It’s absolutely logical to think that the introduction of novel agents is also associated with a new toxicity profile. Fortunately novel agents in basic combination have a specific toxicity profile and, for example, bortezomib induced peripheral neuropathy, lenalidomide and thalidomide induced thrombotic events. So, the toxicity profile is clearly different and we know, really, how to manage these side effects. For example, in cases of bortezomib related peripheral neuropathy we know at the present time that it is very important to reduce the dose as soon as peripheral neuropathy appears. Concerning thrombotic events and immunomodulatory drugs, we know that all patients receiving IMiDs need thromboprophylaxis with Herpadin or aspirin in order to avoid the development of thrombotic events. Other important ways to optimise the toxicity profile of these novel agents is, for example, the sub-cue formulation of bortezomib, that we really know that peripheral neuropathy rates significantly decrease with the sub-cue formulation of bortezomib.

How do these new agents fit in with using transplants?

It’s a very interesting question. At the present time, in 2012, I think that autologous stem cell transplant remains the standard of care for young myeloma patients of new diagnosis. So, all patients younger than 65 years usually receive an autologous stem cell transplant after induction therapy with a novel agent based combination. Why? Because we know that novel agents basic combination as induction followed by autologous stem cell transplant are complimentary strategies rather than alternatives. So the debate about transplant at the beginning or transplant at the moment of relapsed disease, the answer to this debate will come from randomised trials that are being evaluated at the present time in order to compare autologous stem cell transplants as far as part of the first line of therapy or at the moment of relapsed disease.

What are the latest findings in optimising therapy for elderly patients?

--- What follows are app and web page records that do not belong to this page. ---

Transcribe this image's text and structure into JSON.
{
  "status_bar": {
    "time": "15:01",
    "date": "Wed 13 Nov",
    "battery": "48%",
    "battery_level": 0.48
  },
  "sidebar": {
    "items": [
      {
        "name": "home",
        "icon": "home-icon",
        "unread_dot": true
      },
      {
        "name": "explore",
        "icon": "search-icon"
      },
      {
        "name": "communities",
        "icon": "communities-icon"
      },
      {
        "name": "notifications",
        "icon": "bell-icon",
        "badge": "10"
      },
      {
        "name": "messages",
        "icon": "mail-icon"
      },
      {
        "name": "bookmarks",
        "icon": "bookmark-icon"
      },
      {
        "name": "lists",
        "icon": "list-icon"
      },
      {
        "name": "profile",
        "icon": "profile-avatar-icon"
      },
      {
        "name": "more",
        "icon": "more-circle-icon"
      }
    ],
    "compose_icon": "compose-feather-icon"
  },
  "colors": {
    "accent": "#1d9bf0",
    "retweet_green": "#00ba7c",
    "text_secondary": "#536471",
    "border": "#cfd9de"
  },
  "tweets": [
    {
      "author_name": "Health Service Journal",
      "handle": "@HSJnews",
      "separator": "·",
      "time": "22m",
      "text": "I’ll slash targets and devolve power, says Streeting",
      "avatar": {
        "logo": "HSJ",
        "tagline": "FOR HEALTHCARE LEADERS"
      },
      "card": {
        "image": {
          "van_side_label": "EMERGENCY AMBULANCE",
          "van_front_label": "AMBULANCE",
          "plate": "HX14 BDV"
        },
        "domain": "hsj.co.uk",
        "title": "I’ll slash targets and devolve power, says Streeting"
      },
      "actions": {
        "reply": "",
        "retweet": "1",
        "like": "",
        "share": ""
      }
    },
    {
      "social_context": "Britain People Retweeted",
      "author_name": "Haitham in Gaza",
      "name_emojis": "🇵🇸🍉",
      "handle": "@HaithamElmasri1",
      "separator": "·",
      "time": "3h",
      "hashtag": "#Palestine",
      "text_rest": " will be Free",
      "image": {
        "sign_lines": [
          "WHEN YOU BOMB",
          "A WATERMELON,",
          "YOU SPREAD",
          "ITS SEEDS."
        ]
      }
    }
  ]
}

For older patients the optimisation is coming from the use of novel agent based combinations, especially bortezomib and lenalidomide based combinations but using bortezomib, for example, in a weekly schedule because we know that for elderly patients the weekly administration of bortezomib resulted in a significant reduction of the adverse events but the continuous treatment is able to maintain the efficacy. Concerning lenalidomide, always in elderly patients it would be combined with low dose dexamethasone. High dose dexamethasone in elderly patients resulted in very, very toxic. The safety formulation of bortezomib, again, is another important way to optimise the treatment of elderly myeloma patients.

What are the leading agents to be used in combination therapy?

I think that the leaders, the key players, in the treatment armamentarium of our myeloma patients are proteasome inhibitors, bortezomib, and the novel proteasome inhibitors, carfilzomib and MLN9708, and immunomodulatory drugs, lenalidomide and pomalidomide, that is the new immunomodulatory drugs. And of course we have novel agents that are coming, more experimental drugs such as monoclonal antibodies, elotuzumab and daratumumab, and probably other novel agents that will be incorporated in the future to the treatment of myeloma patients.

What is the take home message for the physician?

Fortunately we have on our hands a large amount of novel drugs, most of them are now in clinical trials but probably in the near future we will have the opportunity to have, in the clinical practice, significant amounts of novel agents that could contribute to optimise the treatment of myeloma patients because we will have the opportunity to choose different drugs with a different mechanism of action at different times of the evolution of the disease.

What are your recommendations for the ever improving treatment of multiple myeloma?

The first important message is to include patients into clinical trials if it’s possible because it’s the only way to complete the correct knowledge of these novel agents and it’s the correct way for these drugs to be incorporated into clinical practice in the future. So this is the first important message and the second important message is that the combination of novel agents that we have now currently approved, bortezomib and lenalidomide, corticosteroids, alkylating agents, can clearly contribute to improve the outcome of our myeloma patients.